Items from an interface collection -
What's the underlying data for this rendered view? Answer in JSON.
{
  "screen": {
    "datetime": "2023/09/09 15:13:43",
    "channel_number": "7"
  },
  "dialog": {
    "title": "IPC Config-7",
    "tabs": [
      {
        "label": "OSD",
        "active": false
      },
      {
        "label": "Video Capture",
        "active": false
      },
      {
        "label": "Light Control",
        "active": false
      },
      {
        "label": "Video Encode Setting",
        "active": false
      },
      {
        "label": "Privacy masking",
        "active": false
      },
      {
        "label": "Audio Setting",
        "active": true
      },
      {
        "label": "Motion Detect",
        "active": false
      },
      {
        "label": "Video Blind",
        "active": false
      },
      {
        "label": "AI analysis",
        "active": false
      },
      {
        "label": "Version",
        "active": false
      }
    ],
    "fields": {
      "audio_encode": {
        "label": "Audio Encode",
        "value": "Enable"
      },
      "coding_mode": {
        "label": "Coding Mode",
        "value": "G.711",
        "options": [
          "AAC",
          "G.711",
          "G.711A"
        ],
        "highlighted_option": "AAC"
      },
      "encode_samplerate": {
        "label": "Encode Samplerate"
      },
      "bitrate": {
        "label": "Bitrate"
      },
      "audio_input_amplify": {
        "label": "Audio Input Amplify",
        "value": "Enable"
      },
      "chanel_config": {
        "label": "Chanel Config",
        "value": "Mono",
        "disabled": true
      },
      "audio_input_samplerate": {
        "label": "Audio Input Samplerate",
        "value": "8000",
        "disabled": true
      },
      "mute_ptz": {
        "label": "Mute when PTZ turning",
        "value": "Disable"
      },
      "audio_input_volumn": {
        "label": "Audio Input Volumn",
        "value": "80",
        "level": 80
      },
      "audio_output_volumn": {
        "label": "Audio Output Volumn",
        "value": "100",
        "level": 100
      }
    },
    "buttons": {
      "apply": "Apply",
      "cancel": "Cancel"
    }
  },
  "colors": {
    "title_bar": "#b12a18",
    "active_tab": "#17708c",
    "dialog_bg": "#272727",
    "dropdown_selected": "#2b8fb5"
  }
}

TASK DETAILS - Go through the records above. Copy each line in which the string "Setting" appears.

OUTPUT BELOW -
        "label": "Video Encode Setting",
        "label": "Audio Setting",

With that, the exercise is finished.